Never pre-payor release funds on a project early
I’m surprised how much I’ve seen this situation come up- a client will pre-pay for some coding work, and never hear from the coder again. Another situation that I’ve seen happen frequently is that a coder will get 50% of a website or software application completed, get paid 50% of the project budget, and then will never complete the software application! This is simple- before you pay a freelancer, make sure that the project is 100% completed to your specifications. Don’t forget that documentation, either!
Don’t rush a deadline, or deploy a software application too early

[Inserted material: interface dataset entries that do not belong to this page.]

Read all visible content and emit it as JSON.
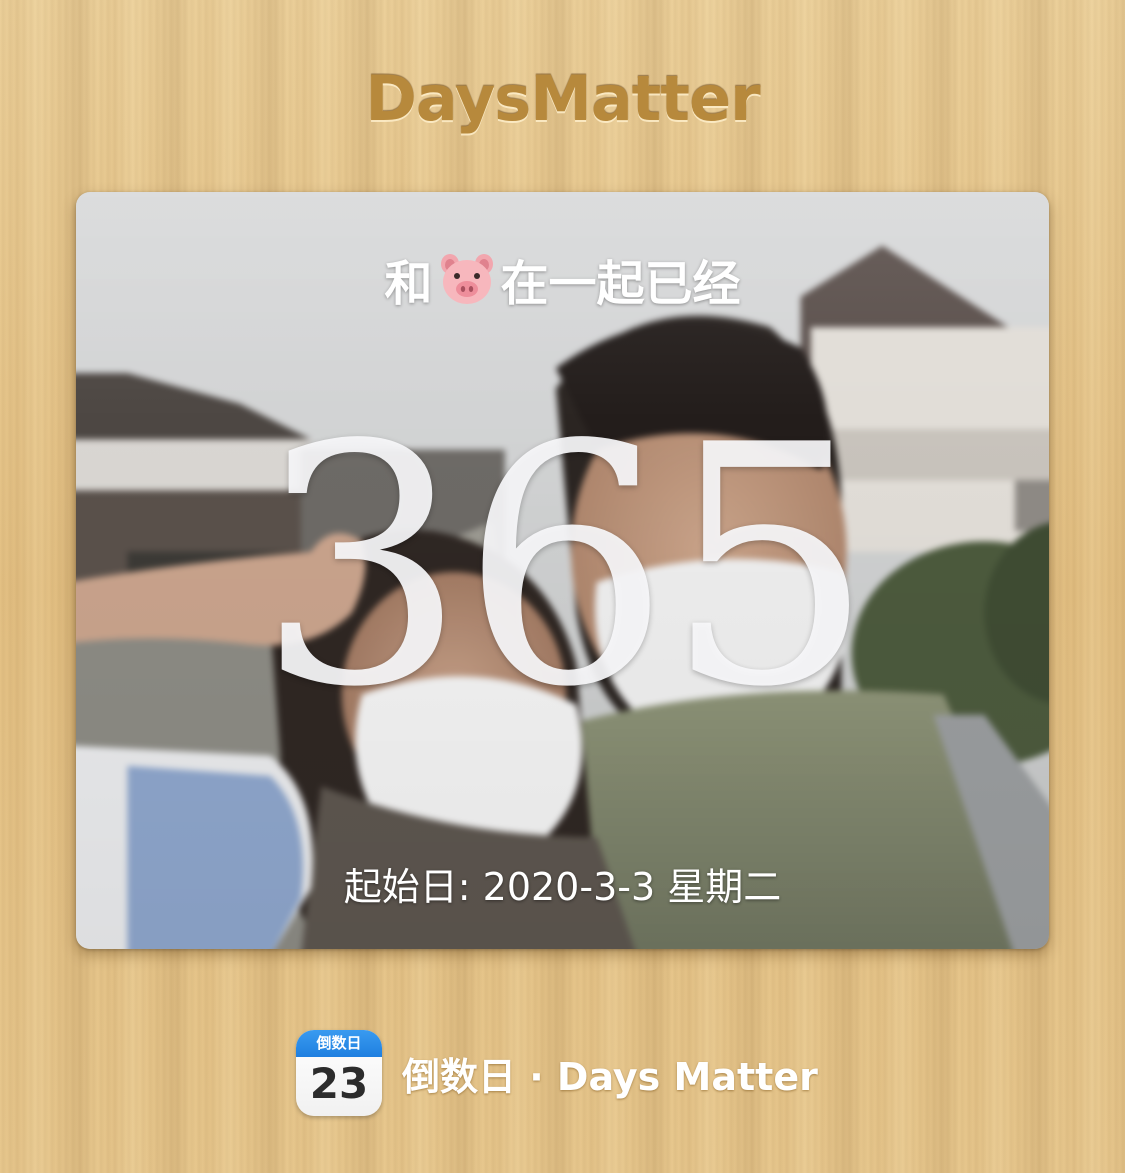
{
  "app": {
    "brand": "DaysMatter"
  },
  "card": {
    "title_before": "和",
    "title_emoji": "pig-face-icon",
    "title_after": "在一起已经",
    "count": "365",
    "start_date": "起始日: 2020-3-3 星期二"
  },
  "footer": {
    "calendar_icon_label": "倒数日",
    "calendar_icon_day": "23",
    "text": "倒数日 · Days Matter"
  },
  "colors": {
    "wood_background": "#e6c589",
    "brand_text": "#b7893c",
    "calendar_header": "#2a8ae8",
    "card_text": "#ffffff"
  }
}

We’ve all been tempted to rush a deadline on a project. Let’s face it- sometimes projects get delayed for reasons outside of our control. Sometimes, we’d like to go ahead and deploy a software application or website early, and “fix the bugs later”. This causes two main issues- first that your clients and users will see these bugs (and then might go to your competition in disgust, or at the very least have a negative experience with that application), and secondly that “later” may not ever come. As you have other projects down the road, you may forget to fix the bugs or issues that were present in the first place! Simply put, it’s best for your image and brand name that you wait until applications or features are 100% ready before deployment. Your clients will thank you!
Don’t spend 90% of a software application’s

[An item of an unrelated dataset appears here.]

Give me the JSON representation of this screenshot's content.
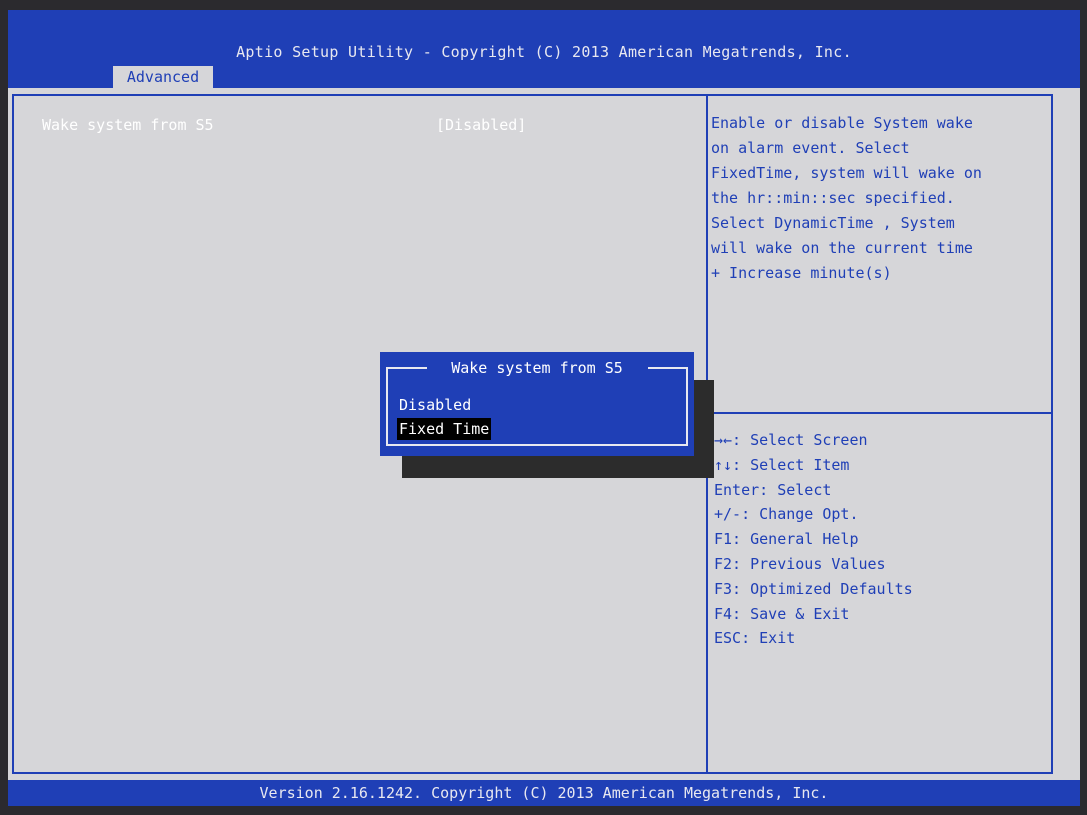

It’s surprising how many times I see beautiful user interfaces that don’t actually accomplish anything. Your users and clients won’t care if your graphics came from 1990, as long as the interface is intuitive, and serves a purpose. Concentrate on function over form, for the initial application. After you have developed core features (that are genuinely useful to your clients and users), then you can work on the user interface.
Never underestimate the potential for SEO
Most of us are aware of the amount of business and traffic that search engines can bring your website. What not necessarily everyone is aware of, is how much business you can gain from a well-organized SEO campaign. I would estimate that with my Linux consultant business, that I gain approximately 2-3 clients per month from SEO. This may not seem like much to some people, but bear in mind that most (if not all) of my clients are “repeat customers”. This is from my limited SEO work, which I would estimate at 1 hour/month invested. Not too bad, if you ask me. The best part about SEO is that it isn’t industry specific (with regard to results), and practically every industry can greatly benefit from a well-targeted SEO campaign.
I hope that these technology tips may have helped someone prevent a costly mistake, and that this blog post have been a valuable resource for any web entrepreneurs looking for some additional tips and guidance.